The study, published in the journal Diabetologia, shows that low resistance to stress at the age of 18 can increase the risk of type 2 diabetes in adulthood by up to 50 per cent.
Stress in adulthood is associated with a higher risk of type 2 diabetes, possibly mediated by behavioural and physiological factors.
But it is not known whether low stress resilience earlier in life is related to subsequent development of type 2 diabetes.
In the new study, researchers examined whether low stress resilience in late adolescence is associated with an increased risk of type 2 diabetes in adulthood.
They looked at all 1,534,425 military conscripts in Sweden from 1969 to 1997, covering a period when national service was compulsory in Sweden and including 97 to 98 per cent of all 18-year-old men nationwide each year.

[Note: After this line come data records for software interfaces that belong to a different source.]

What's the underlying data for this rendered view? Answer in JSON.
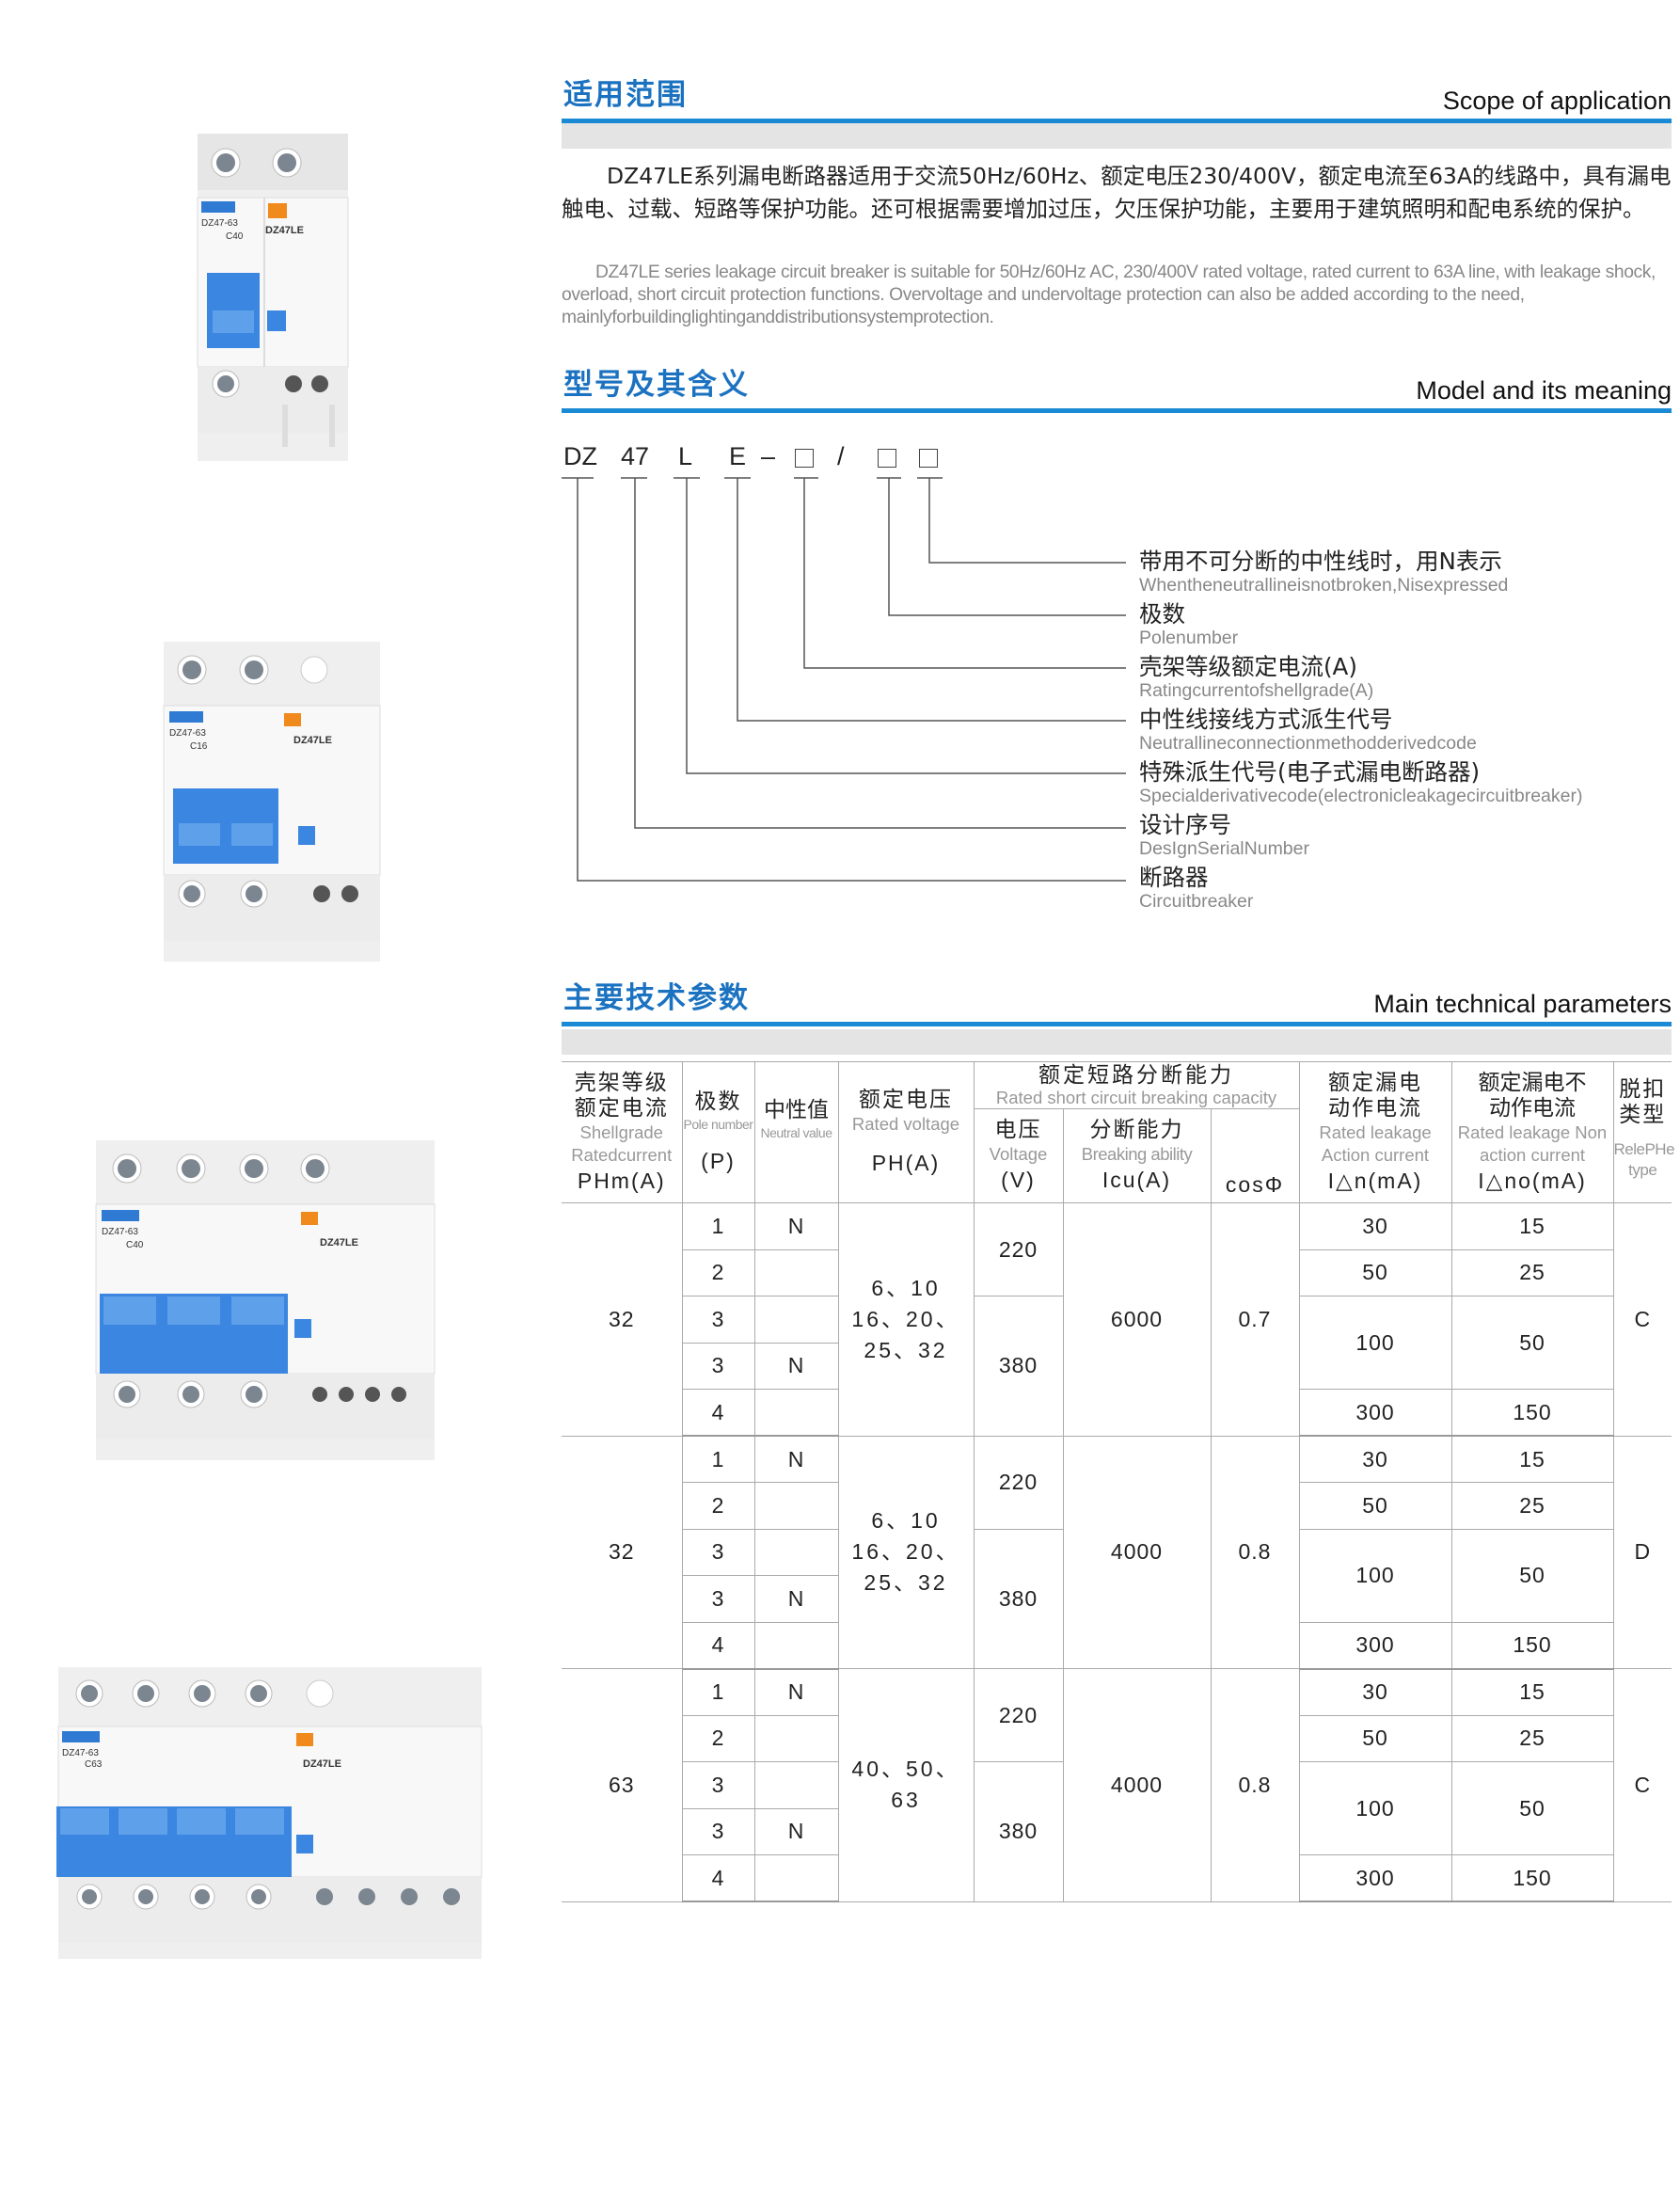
{
  "scope": {
    "title_cn": "适用范围",
    "title_en": "Scope of application",
    "text_cn": "DZ47LE系列漏电断路器适用于交流50Hz/60Hz、额定电压230/400V，额定电流至63A的线路中，具有漏电触电、过载、短路等保护功能。还可根据需要增加过压，欠压保护功能，主要用于建筑照明和配电系统的保护。",
    "text_en": "DZ47LE series leakage circuit breaker is suitable for 50Hz/60Hz AC, 230/400V rated voltage, rated current to 63A line, with leakage shock, overload, short circuit protection functions. Overvoltage and undervoltage protection can also be added according to the need, mainlyforbuildinglightinganddistributionsystemprotection."
  },
  "model": {
    "title_cn": "型号及其含义",
    "title_en": "Model and its meaning",
    "code": [
      "DZ",
      "47",
      "L",
      "E",
      "–",
      "/"
    ],
    "items": [
      {
        "cn": "带用不可分断的中性线时，用N表示",
        "en": "Whentheneutrallineisnotbroken,Nisexpressed"
      },
      {
        "cn": "极数",
        "en": "Polenumber"
      },
      {
        "cn": "壳架等级额定电流(A)",
        "en": "Ratingcurrentofshellgrade(A)"
      },
      {
        "cn": "中性线接线方式派生代号",
        "en": "Neutrallineconnectionmethodderivedcode"
      },
      {
        "cn": "特殊派生代号(电子式漏电断路器)",
        "en": "Specialderivativecode(electronicleakagecircuitbreaker)"
      },
      {
        "cn": "设计序号",
        "en": "DesIgnSerialNumber"
      },
      {
        "cn": "断路器",
        "en": "Circuitbreaker"
      }
    ]
  },
  "params": {
    "title_cn": "主要技术参数",
    "title_en": "Main technical parameters",
    "headers": {
      "shell_cn": "壳架等级额定电流",
      "shell_en1": "Shellgrade",
      "shell_en2": "Ratedcurrent",
      "shell_sym": "PHm(A)",
      "pole_cn": "极数",
      "pole_en": "Pole number",
      "pole_sym": "(P)",
      "neutral_cn": "中性值",
      "neutral_en": "Neutral value",
      "volt_cn": "额定电压",
      "volt_en": "Rated voltage",
      "volt_sym": "PH(A)",
      "break_cn": "额定短路分断能力",
      "break_en": "Rated short circuit breaking capacity",
      "bv_cn": "电压",
      "bv_en": "Voltage",
      "bv_sym": "(V)",
      "bc_cn": "分断能力",
      "bc_en": "Breaking ability",
      "bc_sym": "Icu(A)",
      "cos": "cosΦ",
      "leak_cn": "额定漏电动作电流",
      "leak_en": "Rated leakage Action current",
      "leak_sym": "I△n(mA)",
      "nonleak_cn": "额定漏电不动作电流",
      "nonleak_en": "Rated leakage Non action current",
      "nonleak_sym": "I△no(mA)",
      "trip_cn": "脱扣类型",
      "trip_en": "RelePHe type"
    },
    "groups": [
      {
        "shell": "32",
        "voltage": "6、10\n16、20、\n25、32",
        "v1": "220",
        "v2": "380",
        "icu": "6000",
        "cos": "0.7",
        "trip": "C",
        "poles": [
          {
            "p": "1",
            "n": "N"
          },
          {
            "p": "2",
            "n": ""
          },
          {
            "p": "3",
            "n": ""
          },
          {
            "p": "3",
            "n": "N"
          },
          {
            "p": "4",
            "n": ""
          }
        ],
        "leak": [
          [
            "30",
            "15"
          ],
          [
            "50",
            "25"
          ],
          [
            "100",
            "50"
          ],
          [
            "300",
            "150"
          ]
        ]
      },
      {
        "shell": "32",
        "voltage": "6、10\n16、20、\n25、32",
        "v1": "220",
        "v2": "380",
        "icu": "4000",
        "cos": "0.8",
        "trip": "D",
        "poles": [
          {
            "p": "1",
            "n": "N"
          },
          {
            "p": "2",
            "n": ""
          },
          {
            "p": "3",
            "n": ""
          },
          {
            "p": "3",
            "n": "N"
          },
          {
            "p": "4",
            "n": ""
          }
        ],
        "leak": [
          [
            "30",
            "15"
          ],
          [
            "50",
            "25"
          ],
          [
            "100",
            "50"
          ],
          [
            "300",
            "150"
          ]
        ]
      },
      {
        "shell": "63",
        "voltage": "40、50、\n63",
        "v1": "220",
        "v2": "380",
        "icu": "4000",
        "cos": "0.8",
        "trip": "C",
        "poles": [
          {
            "p": "1",
            "n": "N"
          },
          {
            "p": "2",
            "n": ""
          },
          {
            "p": "3",
            "n": ""
          },
          {
            "p": "3",
            "n": "N"
          },
          {
            "p": "4",
            "n": ""
          }
        ],
        "leak": [
          [
            "30",
            "15"
          ],
          [
            "50",
            "25"
          ],
          [
            "100",
            "50"
          ],
          [
            "300",
            "150"
          ]
        ]
      }
    ]
  },
  "products": [
    {
      "model": "DZ47-63",
      "rating": "C40",
      "label": "DZ47LE",
      "poles": 1
    },
    {
      "model": "DZ47-63",
      "rating": "C16",
      "label": "DZ47LE",
      "poles": 2
    },
    {
      "model": "DZ47-63",
      "rating": "C40",
      "label": "DZ47LE",
      "poles": 3
    },
    {
      "model": "DZ47-63",
      "rating": "C63",
      "label": "DZ47LE",
      "poles": 4
    }
  ]
}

To be included, the men had to have no previous diagnosis of diabetes. They underwent standardised psychological assessment for stress resilience, on a scale of one to nine, and were checked for type 2 diabetes, identified from outpatient and inpatient diagnoses from 1987 to 2012.

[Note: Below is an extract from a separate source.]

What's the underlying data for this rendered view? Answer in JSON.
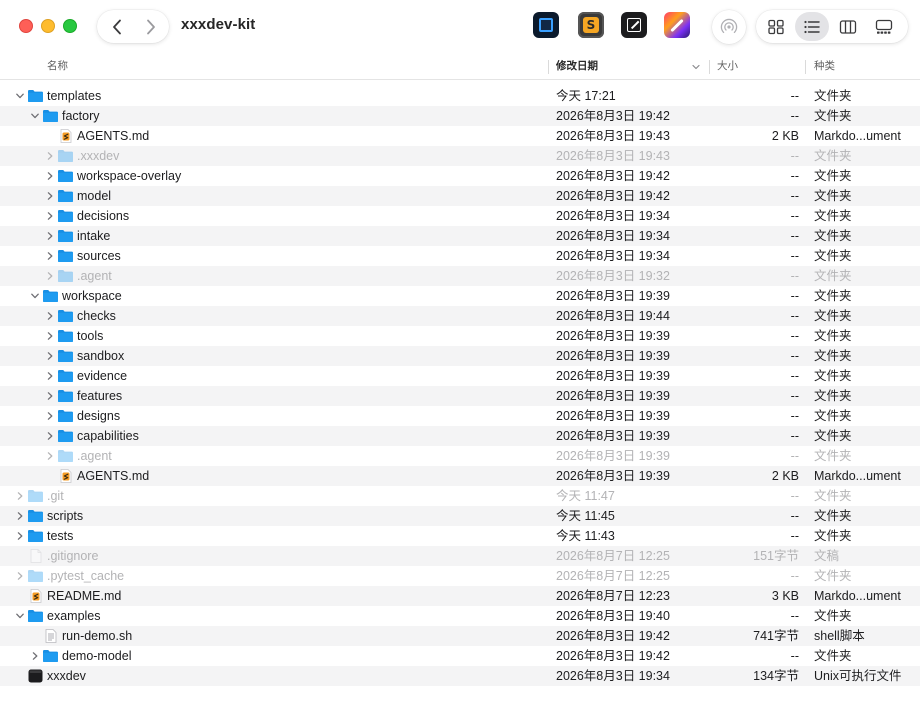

A total of 34,008 men were found to have been diagnosed with type 2 diabetes in 39 million person-years of follow-up.
Low stress resilience was associated with an increased risk of developing type 2 diabetes after adjusting for body mass index (BMI), family history of diabetes, and individual and neighbourhood socio-economic factors.
The 20 per cent of men with the lowest resistance to stress were 51 per cent more likely to have been diagnosed with diabetes than the 20 per cent with the highest resistance to stress, with diabetes risk decreasing in a roughly linear fashion with increased resistance to stress.
The researchers suggest that the mechanisms by which stress resilience may influence the development of type 2 diabetes are probably complex and involve unhealthy lifestyle behaviours as well as other physiological factors.
People who are more stressed are more likely to exhibit unhealthy behaviours such as smoking, unhealthy diet and lack of physical activity, and it could be these behaviours that form most of or part of the increased risk of diabetes found in men with lower stress resistance.
The researchers also noted that since the study was only of male army recruits, it is not certain whether the findings apply directly to women.
Study lead author Dr Casey Crump, of Stanford University in the United states, said: “These findings suggest that psychosocial function and ability to cope with stress may play an important long-term role in aetiological pathways for type 2 diabetes.
“Additional studies will be needed to elucidate the specific underlying causal factors, which may help inform more effective preventive interventions across the lifespan.”